A true poker-playing bot must learn from an opponent's playing style and allow for the opponent doing the same thing. "I've got to remember that you [the opponent] are … thinking what my actions tell you about what I might have and I'm thinking about what your actions are telling me about what you might have," says Malcolm Ryan, an artificial intelligence and games researcher at the University of NSW.
"There are these whole cycles of thinking about thinking about thinking."
Nevertheless, scientists are coming closer. The world leaders are University of Alberta scientists in Edmonton, Canada. Their bot Polaris last year beat the world's best players at a tournament in Las Vegas. Even though it involved a simplified form of Texas hold 'em, it was a big breakthrough.
The Canadian group is working on a Polaris that would be unbeatable at the unlimited betting version commonly played online. This would pose a big problem for promoters of the lucrative online poker businesses. If punters lose confidence in the capacity of promoters to detect and ban bots, they will go elsewhere.
"It's like an arms race," Ann Nicholson says. "People are trying to get their bots in there and not be detected, and people are trying to detect them. And people don't usually advertise how well they are doing if they are beating the systems because they don't want to get caught."
Wong is confident with his half-man/half-machine strategy. His program allows him to instantly assess the strength of his cards against those of many players he is likely to come up against.
This information allows him to target weaker players - "fish" in online poker parlance - while staying away from the profitable "sharks". Some programs even track individual fish, alerting stronger players when they come online.
"That's the beauty of playing online," Wong says. "You've got so many tables starting every minute you don't have to play with good people."

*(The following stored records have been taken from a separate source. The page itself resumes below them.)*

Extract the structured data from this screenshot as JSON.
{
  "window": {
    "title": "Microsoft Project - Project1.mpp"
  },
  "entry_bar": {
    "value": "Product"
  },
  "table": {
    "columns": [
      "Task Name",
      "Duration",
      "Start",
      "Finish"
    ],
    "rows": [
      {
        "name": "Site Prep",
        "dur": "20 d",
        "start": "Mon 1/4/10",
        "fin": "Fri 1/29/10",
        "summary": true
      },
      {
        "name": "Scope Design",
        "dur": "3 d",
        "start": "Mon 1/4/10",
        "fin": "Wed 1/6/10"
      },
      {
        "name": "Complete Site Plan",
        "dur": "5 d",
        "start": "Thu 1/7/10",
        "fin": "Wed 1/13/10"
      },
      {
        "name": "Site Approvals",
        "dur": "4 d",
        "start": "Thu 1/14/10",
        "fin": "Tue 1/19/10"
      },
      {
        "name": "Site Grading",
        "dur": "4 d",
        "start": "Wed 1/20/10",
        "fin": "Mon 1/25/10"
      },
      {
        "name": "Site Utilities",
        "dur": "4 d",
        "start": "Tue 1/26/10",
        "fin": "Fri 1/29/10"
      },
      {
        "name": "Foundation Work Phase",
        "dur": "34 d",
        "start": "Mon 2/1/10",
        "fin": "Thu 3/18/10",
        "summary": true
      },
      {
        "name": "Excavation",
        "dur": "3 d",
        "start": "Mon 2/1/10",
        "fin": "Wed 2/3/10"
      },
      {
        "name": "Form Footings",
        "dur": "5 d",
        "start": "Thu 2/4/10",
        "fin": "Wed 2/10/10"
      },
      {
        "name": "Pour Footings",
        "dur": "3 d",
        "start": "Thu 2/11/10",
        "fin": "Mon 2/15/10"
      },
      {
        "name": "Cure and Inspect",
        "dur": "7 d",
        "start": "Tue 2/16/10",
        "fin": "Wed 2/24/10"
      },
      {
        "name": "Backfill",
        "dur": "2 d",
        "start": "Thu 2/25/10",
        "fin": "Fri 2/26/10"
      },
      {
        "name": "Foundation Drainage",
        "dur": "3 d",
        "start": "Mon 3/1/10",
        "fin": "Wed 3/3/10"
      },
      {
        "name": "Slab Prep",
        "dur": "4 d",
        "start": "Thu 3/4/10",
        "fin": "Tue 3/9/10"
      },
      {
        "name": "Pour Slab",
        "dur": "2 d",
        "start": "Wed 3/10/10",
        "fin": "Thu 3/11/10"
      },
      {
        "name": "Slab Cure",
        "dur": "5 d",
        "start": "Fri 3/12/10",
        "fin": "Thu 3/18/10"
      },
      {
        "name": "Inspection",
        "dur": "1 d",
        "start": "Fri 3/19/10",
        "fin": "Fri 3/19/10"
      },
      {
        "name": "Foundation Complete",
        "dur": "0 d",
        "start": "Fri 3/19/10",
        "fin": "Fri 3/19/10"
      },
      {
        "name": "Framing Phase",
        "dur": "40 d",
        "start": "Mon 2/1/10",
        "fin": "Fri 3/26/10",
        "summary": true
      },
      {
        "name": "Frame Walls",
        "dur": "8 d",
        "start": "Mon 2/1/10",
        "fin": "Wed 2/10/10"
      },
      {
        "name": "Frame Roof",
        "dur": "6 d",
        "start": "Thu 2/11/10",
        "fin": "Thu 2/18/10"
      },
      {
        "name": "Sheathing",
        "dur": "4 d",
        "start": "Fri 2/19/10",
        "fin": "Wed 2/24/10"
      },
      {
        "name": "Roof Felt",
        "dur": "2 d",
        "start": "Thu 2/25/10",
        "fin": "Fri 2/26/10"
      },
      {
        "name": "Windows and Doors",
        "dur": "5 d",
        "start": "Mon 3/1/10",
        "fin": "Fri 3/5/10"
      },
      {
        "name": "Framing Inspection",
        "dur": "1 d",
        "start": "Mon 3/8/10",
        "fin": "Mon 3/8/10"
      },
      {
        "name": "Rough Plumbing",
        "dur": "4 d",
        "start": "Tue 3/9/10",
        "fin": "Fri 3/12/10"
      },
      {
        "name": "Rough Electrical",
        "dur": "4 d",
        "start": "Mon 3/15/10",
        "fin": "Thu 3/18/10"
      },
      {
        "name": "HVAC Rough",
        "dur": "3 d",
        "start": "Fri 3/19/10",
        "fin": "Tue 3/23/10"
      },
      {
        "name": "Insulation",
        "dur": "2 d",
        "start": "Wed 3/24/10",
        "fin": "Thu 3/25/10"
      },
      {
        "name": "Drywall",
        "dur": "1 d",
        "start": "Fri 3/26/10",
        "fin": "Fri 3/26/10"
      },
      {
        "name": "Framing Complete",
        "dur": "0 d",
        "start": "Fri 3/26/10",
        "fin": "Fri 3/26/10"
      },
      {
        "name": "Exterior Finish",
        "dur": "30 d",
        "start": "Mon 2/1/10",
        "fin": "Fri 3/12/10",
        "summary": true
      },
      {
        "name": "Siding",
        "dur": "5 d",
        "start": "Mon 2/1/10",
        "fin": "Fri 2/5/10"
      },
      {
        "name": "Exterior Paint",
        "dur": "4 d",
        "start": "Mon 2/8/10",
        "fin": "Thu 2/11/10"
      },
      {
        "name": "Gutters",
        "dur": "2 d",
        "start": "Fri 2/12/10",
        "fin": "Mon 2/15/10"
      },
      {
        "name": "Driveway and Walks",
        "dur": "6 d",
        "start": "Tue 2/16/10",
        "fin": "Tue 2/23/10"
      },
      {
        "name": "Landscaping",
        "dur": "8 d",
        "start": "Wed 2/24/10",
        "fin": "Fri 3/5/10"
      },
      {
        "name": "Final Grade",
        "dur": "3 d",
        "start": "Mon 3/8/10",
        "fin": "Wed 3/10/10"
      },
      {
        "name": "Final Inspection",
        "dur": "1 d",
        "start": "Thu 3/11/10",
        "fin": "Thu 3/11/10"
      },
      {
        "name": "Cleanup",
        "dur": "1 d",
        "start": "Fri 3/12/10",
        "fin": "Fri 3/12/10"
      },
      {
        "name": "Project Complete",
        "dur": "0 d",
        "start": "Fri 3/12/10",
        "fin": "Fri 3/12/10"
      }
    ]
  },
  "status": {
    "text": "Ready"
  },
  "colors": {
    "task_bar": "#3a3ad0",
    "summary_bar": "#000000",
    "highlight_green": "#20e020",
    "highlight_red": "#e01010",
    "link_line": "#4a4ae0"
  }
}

Understanding mathematics, he says, has changed the whole game. "In the long-term you can't beat the mathematical edge."
- Sydney Morning Herald